Our journey is a long one, but we need to fight each battle one at a time. We not only want to increase the technology that we and others in the developer community can use, but we want to launch products that can instantly positively affect the daily lives of users. While still holding true to the core ideals of improving personalization, security, and responsiveness, we are building a browser that tracks the user’s workflow. Here are a few key features:

  • No tabs — flows are created around particular tasks that you do in your browser. As you create new actions, sites and files that are related are added to similar flows centered around actions. This makes it easier to track your work and gives the user a less cluttered screen.
  • When the user starts a new action, the browser tracks their ‘flow’ — the progression of sites that they use and the importance of each site — and saves it to a workspace. Users can also upload important files and documents to ensure that all of their content for one topic lives in one place
  • After the user has gotten familiar with their workspace, the browser starts to give the user analytics — how much time they spend per workspace, what sorts of sites they use when, and what sorts of things they might want to try searching
  • User content is stored in a decentralized account powered by blockchain technology

2. We’re planning to build a new operating system.

As we work towards reworking the building blocks of the internet, we want to build components that are helpful on their own, but can come together to make a larger, more powerful(and humane) interface. The operating system is the driver of the device — yes, it runs many programs that the user will never interact with, but it also controls the interface that the user is presented with from the ground up. It is important to add these core concepts of personalization, security, and responsiveness to the operating system for many reasons. Here are just a few:
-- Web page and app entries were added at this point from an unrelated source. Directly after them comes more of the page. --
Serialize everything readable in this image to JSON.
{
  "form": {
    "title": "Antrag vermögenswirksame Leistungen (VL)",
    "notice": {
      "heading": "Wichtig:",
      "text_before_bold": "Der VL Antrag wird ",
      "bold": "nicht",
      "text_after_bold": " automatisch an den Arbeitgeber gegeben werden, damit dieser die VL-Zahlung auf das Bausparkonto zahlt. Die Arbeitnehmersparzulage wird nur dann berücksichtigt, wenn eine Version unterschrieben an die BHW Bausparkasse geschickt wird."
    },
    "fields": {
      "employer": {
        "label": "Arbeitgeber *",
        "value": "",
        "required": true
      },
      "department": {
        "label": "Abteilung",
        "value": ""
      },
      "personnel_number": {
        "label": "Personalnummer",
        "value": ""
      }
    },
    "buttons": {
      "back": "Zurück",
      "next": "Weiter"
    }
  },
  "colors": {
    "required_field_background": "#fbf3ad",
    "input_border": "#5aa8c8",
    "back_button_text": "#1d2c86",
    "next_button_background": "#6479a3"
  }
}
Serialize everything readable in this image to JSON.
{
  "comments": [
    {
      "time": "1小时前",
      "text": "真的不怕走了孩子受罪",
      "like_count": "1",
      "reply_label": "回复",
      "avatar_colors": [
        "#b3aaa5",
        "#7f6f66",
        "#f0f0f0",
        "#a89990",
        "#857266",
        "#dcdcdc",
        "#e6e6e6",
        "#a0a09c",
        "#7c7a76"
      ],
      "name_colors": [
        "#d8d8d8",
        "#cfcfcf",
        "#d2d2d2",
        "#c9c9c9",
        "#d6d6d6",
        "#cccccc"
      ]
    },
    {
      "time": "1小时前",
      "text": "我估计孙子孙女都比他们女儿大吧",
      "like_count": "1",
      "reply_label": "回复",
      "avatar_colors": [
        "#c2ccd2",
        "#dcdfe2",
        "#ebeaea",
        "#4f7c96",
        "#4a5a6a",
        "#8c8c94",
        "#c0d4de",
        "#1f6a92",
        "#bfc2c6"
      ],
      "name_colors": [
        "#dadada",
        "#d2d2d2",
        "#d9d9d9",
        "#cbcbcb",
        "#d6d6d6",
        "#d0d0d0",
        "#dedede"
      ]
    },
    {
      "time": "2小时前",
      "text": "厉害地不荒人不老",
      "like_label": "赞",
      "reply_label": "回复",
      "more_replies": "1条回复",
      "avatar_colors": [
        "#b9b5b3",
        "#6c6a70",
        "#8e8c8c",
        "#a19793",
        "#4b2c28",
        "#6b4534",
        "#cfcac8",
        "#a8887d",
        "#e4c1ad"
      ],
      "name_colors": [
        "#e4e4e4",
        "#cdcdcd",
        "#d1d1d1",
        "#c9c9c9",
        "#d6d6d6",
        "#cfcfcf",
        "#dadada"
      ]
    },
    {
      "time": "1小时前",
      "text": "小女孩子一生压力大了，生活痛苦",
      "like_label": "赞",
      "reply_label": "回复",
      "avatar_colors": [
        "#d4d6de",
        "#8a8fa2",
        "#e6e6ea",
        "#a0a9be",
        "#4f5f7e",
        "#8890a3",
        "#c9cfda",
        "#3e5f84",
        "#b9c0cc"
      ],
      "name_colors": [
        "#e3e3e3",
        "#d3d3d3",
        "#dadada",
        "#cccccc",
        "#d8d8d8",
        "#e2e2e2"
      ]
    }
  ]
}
  • It will make it easier to transport user data across interfaces, whether it’s a mobile device, laptop, IoT device, or even broader, less personal network
  • It will incorporate modern design practices into the operating system and remove a layer of inconsistent styling, further slowing the user down
  • It will redesign software whose GUI has been rooted in the same principles for 20+ years
  • It will make it easier to let developers edit parts of the OS that had been rather untouched for a very long time

3. We’re calling out to the community to help.

There are many communities that are also working towards building a better internet. For example, both Blockstack and Solid(which was founded by the creator of the Internet, Sir Tim Berners-Lee) are working towards creating frameworks that empower developers to build decentralized apps. In addition, the W3C(World Wide Web Consortium) and Mozilla, creators of the popular browser Firefox, publish reports and hold conferences on improving the health of the internet.

In the space of productivity and workflow efficiency, multiple tools, such as Dropbox’s latest workspace update and Notion, are working towards making it easier for users to find and edit their content.

While we are actively observing activities in these communities and looking for ways to contribute, we would love to connect with anyone who wants to chat or help us get closer to achieving our mission of creating a universal, humane interface.

We hope to connect with as many developers in these fields as possible to build market-ready solutions for these problems. If you have any questions about our work or want to collaborate, please contact us at, check out some of our previous initial work at, and stay up to date on our website at

Written by

17 year old interface designer and developer based in New York.

Get the Medium app

A button that says 'Download on the App Store', and if clicked it will lead you to the iOS App store
A button that says 'Get it on, Google Play', and if clicked it will lead you to the Google Play store